When The Department of Energy and Green Builder Media teamed up to give a glamorous 1963 mid-century modern home in Las Vegas a sustainability “facelift”, FilterPave was the Eco-Elegant xeriscaping pavement of choice.


Las Vegas is doubly blessed. Arguably Ground Zero for the U.S. housing and foreclosure crisis, it is also the national Poster Child for an increasingly scarce supply of fresh water. When the Department of Energy and Green Builder Media presented possible strategies for combating both with their 2010 Revision Las Vegas retrofit demonstration project, FilterPave was selected as the eco-elegant porous pavement of choice.


The project focused on transforming a mid-20th century modern architectural relic into an example of present day best practices in sustainable remodeling.
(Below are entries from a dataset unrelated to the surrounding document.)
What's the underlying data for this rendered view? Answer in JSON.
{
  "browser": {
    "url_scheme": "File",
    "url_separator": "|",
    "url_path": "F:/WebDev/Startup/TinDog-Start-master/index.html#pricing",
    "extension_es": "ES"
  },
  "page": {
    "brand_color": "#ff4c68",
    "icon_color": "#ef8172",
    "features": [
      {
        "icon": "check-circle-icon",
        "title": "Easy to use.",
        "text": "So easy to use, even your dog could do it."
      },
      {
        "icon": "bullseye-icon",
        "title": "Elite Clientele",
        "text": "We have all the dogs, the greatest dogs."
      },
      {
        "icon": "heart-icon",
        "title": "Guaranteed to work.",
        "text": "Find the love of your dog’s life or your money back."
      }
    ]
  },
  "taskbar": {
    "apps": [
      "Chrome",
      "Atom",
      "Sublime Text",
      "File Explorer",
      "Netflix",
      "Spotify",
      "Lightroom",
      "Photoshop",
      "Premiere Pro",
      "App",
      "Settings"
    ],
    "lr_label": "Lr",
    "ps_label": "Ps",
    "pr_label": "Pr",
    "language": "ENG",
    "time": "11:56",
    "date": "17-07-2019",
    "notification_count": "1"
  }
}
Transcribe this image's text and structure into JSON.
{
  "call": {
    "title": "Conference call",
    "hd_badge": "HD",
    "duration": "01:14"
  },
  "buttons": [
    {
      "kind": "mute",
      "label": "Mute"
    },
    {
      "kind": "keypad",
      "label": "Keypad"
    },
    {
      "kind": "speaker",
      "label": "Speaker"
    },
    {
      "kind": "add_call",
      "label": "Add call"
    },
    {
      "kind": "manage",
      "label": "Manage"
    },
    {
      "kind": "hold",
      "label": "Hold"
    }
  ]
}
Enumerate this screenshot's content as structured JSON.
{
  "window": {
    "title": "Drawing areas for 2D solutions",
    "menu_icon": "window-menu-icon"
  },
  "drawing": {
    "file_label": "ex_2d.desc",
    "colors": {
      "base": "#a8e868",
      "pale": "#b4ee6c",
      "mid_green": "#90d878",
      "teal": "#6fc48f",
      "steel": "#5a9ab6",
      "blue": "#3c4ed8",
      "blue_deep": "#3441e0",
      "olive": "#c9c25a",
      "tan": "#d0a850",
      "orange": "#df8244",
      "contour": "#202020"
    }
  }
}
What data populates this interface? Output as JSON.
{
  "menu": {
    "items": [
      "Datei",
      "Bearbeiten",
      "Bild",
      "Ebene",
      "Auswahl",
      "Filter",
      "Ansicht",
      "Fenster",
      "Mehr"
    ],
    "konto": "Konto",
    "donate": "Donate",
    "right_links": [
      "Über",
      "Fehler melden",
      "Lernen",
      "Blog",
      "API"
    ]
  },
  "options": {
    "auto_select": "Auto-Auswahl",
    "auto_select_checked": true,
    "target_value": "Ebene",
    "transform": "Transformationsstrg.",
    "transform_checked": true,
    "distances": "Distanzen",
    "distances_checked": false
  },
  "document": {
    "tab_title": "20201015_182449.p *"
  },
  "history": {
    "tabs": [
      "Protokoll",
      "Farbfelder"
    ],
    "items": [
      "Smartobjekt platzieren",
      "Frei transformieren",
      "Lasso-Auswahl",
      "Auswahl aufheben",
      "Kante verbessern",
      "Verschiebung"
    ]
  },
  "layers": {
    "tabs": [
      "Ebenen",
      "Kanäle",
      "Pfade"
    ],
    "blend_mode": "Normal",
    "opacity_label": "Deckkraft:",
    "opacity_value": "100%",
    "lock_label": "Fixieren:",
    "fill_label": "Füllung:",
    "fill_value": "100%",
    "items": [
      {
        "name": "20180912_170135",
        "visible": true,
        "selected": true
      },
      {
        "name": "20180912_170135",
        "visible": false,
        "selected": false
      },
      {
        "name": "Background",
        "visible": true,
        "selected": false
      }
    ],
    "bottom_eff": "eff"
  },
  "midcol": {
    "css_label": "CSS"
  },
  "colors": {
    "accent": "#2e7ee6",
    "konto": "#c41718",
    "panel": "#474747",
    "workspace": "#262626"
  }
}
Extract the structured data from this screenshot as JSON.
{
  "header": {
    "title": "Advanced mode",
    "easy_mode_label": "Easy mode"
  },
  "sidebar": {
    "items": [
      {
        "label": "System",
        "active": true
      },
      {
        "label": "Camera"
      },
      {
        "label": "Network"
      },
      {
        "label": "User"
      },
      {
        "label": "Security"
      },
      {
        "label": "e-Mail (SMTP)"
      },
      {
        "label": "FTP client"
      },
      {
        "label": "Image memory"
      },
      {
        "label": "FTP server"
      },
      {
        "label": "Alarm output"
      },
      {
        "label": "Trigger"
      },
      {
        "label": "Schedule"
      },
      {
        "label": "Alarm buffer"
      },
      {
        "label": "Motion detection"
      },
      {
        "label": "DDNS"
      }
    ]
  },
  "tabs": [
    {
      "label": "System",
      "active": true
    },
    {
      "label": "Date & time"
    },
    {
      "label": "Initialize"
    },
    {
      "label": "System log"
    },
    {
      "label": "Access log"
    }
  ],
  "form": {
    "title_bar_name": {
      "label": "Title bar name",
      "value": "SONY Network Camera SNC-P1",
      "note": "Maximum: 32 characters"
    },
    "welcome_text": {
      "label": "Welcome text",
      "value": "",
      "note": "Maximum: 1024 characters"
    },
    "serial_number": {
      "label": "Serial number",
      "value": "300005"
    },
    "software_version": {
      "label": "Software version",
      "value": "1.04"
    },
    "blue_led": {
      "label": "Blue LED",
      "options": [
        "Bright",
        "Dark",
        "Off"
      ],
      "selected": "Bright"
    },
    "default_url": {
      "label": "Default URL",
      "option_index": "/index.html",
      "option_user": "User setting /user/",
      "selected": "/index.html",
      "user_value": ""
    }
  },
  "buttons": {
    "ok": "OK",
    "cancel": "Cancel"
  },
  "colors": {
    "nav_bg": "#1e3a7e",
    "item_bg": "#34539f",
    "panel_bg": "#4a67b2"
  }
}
The existing hardscaping told a hard scrabble story. It was clear that time, temperature and climate had not been a friend to the original circular concrete driveway. It was cracking and crumbling from years of expansion and contraction caused by the dessert’s beating sun and dramatically cooler dessert nights. Over the years stormwater had runoff the impervious concrete surface, eroding the underlying foundations.


In addition to selecting native plants that needed no extra irrigation, the landscape designer for the project, Bill Bennett, opted for a straight drive into the carport and a wide set of FilterPave pervious and temperature-flexing steps, driveway and walking paths instead. To echo the mid-century architectural them, Bennet designed a cubic patterns using the pour-in-place FilterPave to reflect the geometric detailing of the home.


Since 2010, the FilterPave pervious paving system installed there continues to allow stormwater to trickle back into the ground with no signs of erosion, cracking or gullies.

Two types of FilterPave were selected for the project—FILTERPAVE®, Glass Series in Sapphire Blue, which complimented the home’s turquoise color palette, and the FilterPave Stone series using a 3/4 inch granite aggregate, used in a checkerboard pattern in tandem with squares of draught resistant grass.


The result: All who visit feel welcomed home, including the precious desert rain.